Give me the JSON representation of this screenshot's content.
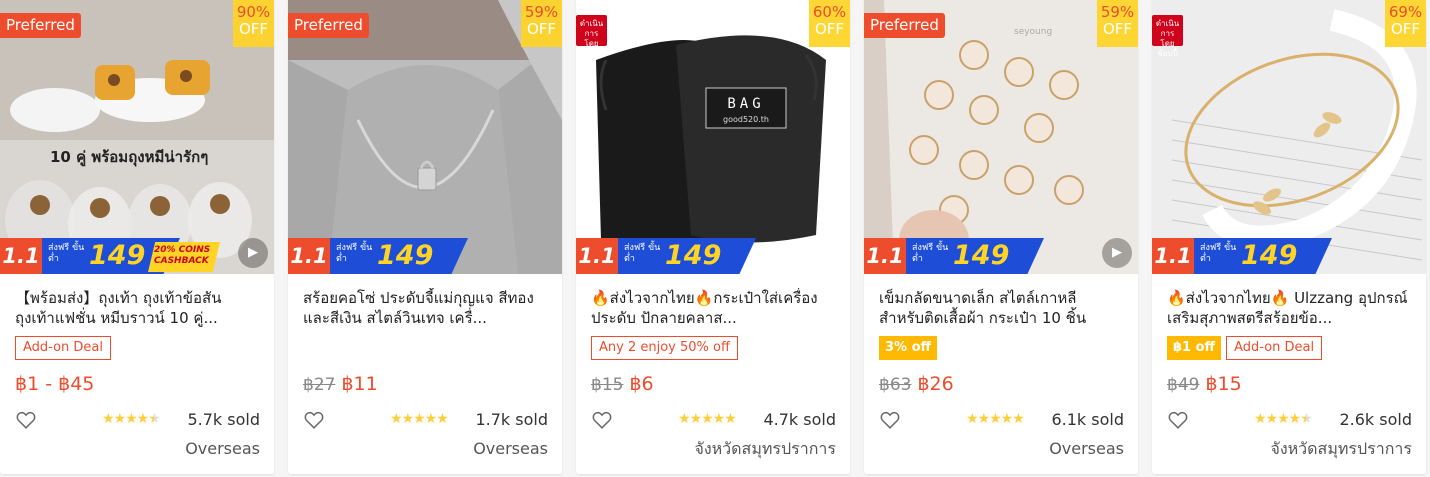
{
  "colors": {
    "primary": "#ee4d2d",
    "discount_bg": "#ffd424",
    "banner_blue": "#1e4ed8",
    "star": "#ffce3d",
    "mall_red": "#d0011b"
  },
  "banner": {
    "sale_label": "1.1",
    "free_ship_label": "ส่งฟรี ขั้นต่ำ",
    "free_ship_min": "149",
    "cashback_label": "20% COINS CASHBACK"
  },
  "products": [
    {
      "badge": "Preferred",
      "badge_type": "preferred",
      "discount_pct": "90%",
      "discount_off": "OFF",
      "image_text": "10 คู่ พร้อมถุงหมีน่ารักๆ",
      "has_video": true,
      "has_cashback": true,
      "title": "【พร้อมส่ง】ถุงเท้า ถุงเท้าข้อสัน ถุงเท้าแฟชั่น หมีบราวน์ 10 คู่...",
      "tags": [
        {
          "type": "outline",
          "text": "Add-on Deal"
        }
      ],
      "price_old": "",
      "price": "฿1 - ฿45",
      "rating": 4.5,
      "sold": "5.7k sold",
      "location": "Overseas"
    },
    {
      "badge": "Preferred",
      "badge_type": "preferred",
      "discount_pct": "59%",
      "discount_off": "OFF",
      "image_text": "",
      "has_video": false,
      "has_cashback": false,
      "title": "สร้อยคอโซ่ ประดับจี้แม่กุญแจ สีทองและสีเงิน สไตล์วินเทจ เครื่...",
      "tags": [],
      "price_old": "฿27",
      "price": "฿11",
      "rating": 5,
      "sold": "1.7k sold",
      "location": "Overseas"
    },
    {
      "badge": "ดำเนินการโดยช้อปปี้",
      "badge_type": "mall",
      "discount_pct": "60%",
      "discount_off": "OFF",
      "image_text": "B A G",
      "image_subtext": "good520.th",
      "has_video": false,
      "has_cashback": false,
      "title": "🔥ส่งไวจากไทย🔥กระเป๋าใส่เครื่องประดับ ปักลายคลาส...",
      "tags": [
        {
          "type": "outline",
          "text": "Any 2 enjoy 50% off"
        }
      ],
      "price_old": "฿15",
      "price": "฿6",
      "rating": 5,
      "sold": "4.7k sold",
      "location": "จังหวัดสมุทรปราการ"
    },
    {
      "badge": "Preferred",
      "badge_type": "preferred",
      "discount_pct": "59%",
      "discount_off": "OFF",
      "image_text": "",
      "has_video": true,
      "has_cashback": false,
      "title": "เข็มกลัดขนาดเล็ก สไตล์เกาหลี สำหรับติดเสื้อผ้า กระเป๋า 10 ชิ้น",
      "tags": [
        {
          "type": "solid",
          "text": "3% off"
        }
      ],
      "price_old": "฿63",
      "price": "฿26",
      "rating": 5,
      "sold": "6.1k sold",
      "location": "Overseas"
    },
    {
      "badge": "ดำเนินการโดยช้อปปี้",
      "badge_type": "mall",
      "discount_pct": "69%",
      "discount_off": "OFF",
      "image_text": "",
      "has_video": false,
      "has_cashback": false,
      "title": "🔥ส่งไวจากไทย🔥 Ulzzang อุปกรณ์เสริมสุภาพสตรีสร้อยข้อ...",
      "tags": [
        {
          "type": "solid",
          "text": "฿1 off"
        },
        {
          "type": "outline",
          "text": "Add-on Deal"
        }
      ],
      "price_old": "฿49",
      "price": "฿15",
      "rating": 4.5,
      "sold": "2.6k sold",
      "location": "จังหวัดสมุทรปราการ"
    }
  ]
}
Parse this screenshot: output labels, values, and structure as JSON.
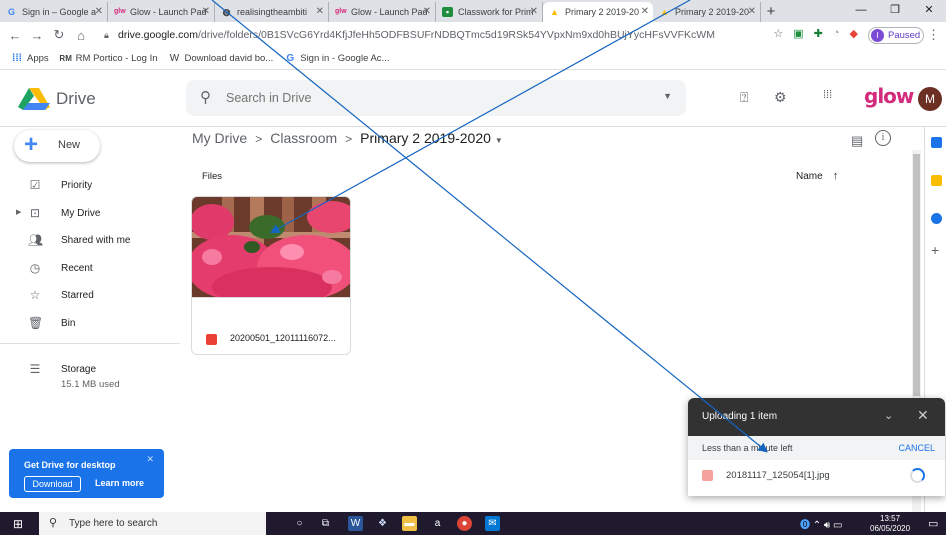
{
  "browser": {
    "tabs": [
      {
        "icon": "google-icon",
        "label": "Sign in – Google a",
        "active": false
      },
      {
        "icon": "glow-icon",
        "label": "Glow - Launch Pad",
        "active": false
      },
      {
        "icon": "web-icon",
        "label": "realisingtheambiti",
        "active": false
      },
      {
        "icon": "glow-icon",
        "label": "Glow - Launch Pad",
        "active": false
      },
      {
        "icon": "classroom-icon",
        "label": "Classwork for Prim",
        "active": false
      },
      {
        "icon": "drive-icon",
        "label": "Primary 2 2019-20",
        "active": true
      },
      {
        "icon": "drive-icon",
        "label": "Primary 2 2019-20",
        "active": false
      }
    ],
    "url_host": "drive.google.com",
    "url_path": "/drive/folders/0B1SVcG6Yrd4KfjJfeHh5ODFBSUFrNDBQTmc5d19RSk54YVpxNm9xd0hBUjYycHFsVVFKcWM",
    "profile_initial": "I",
    "profile_status": "Paused",
    "bookmarks": [
      {
        "icon": "apps-icon",
        "label": "Apps"
      },
      {
        "icon": "rm-icon",
        "label": "RM Portico - Log In"
      },
      {
        "icon": "w-icon",
        "label": "Download david bo..."
      },
      {
        "icon": "google-icon",
        "label": "Sign in - Google Ac..."
      }
    ]
  },
  "header": {
    "app_name": "Drive",
    "search_placeholder": "Search in Drive",
    "brand": "glow",
    "avatar_initial": "M"
  },
  "sidebar": {
    "new_label": "New",
    "items": [
      {
        "icon": "priority-icon",
        "label": "Priority"
      },
      {
        "icon": "my-drive-icon",
        "label": "My Drive"
      },
      {
        "icon": "shared-icon",
        "label": "Shared with me"
      },
      {
        "icon": "recent-icon",
        "label": "Recent"
      },
      {
        "icon": "star-icon",
        "label": "Starred"
      },
      {
        "icon": "bin-icon",
        "label": "Bin"
      },
      {
        "icon": "storage-icon",
        "label": "Storage"
      }
    ],
    "storage_used": "15.1 MB used",
    "promo": {
      "title": "Get Drive for desktop",
      "download": "Download",
      "learn_more": "Learn more"
    }
  },
  "main": {
    "breadcrumb": [
      "My Drive",
      "Classroom",
      "Primary 2 2019-2020"
    ],
    "section": "Files",
    "sort_label": "Name",
    "files": [
      {
        "name": "20200501_12011116072..."
      }
    ]
  },
  "upload": {
    "title": "Uploading 1 item",
    "status": "Less than a minute left",
    "cancel": "CANCEL",
    "file": "20181117_125054[1].jpg"
  },
  "taskbar": {
    "search_placeholder": "Type here to search",
    "time": "13:57",
    "date": "06/05/2020"
  },
  "colors": {
    "accent": "#1a73e8",
    "glow": "#d42a7b",
    "annotation_arrow": "#1565c0"
  }
}
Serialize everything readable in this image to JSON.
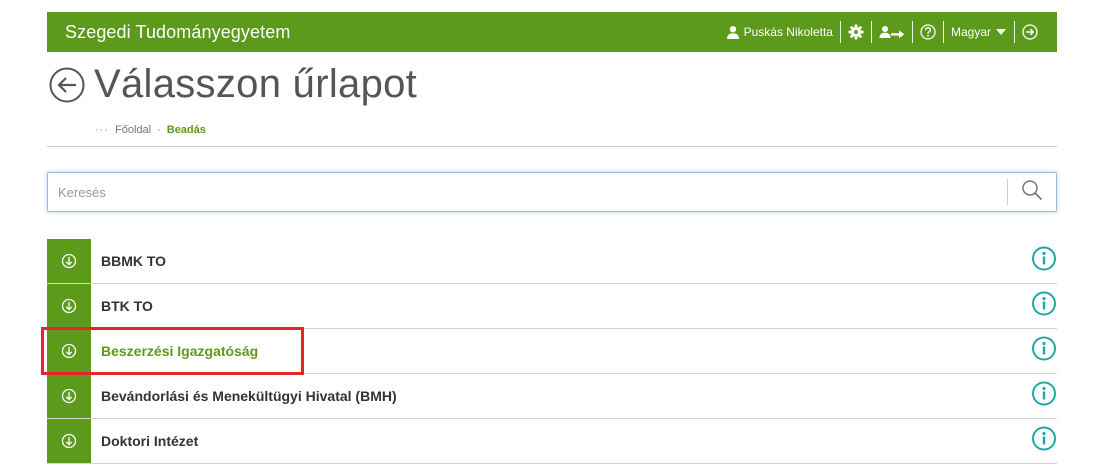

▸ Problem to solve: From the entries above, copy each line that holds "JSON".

▸ Response:
Give me the JSON representation of this screenshot's content.
Parse this screenshot: output labels, values, and structure as JSON.
Serialize everything readable in this image to JSON.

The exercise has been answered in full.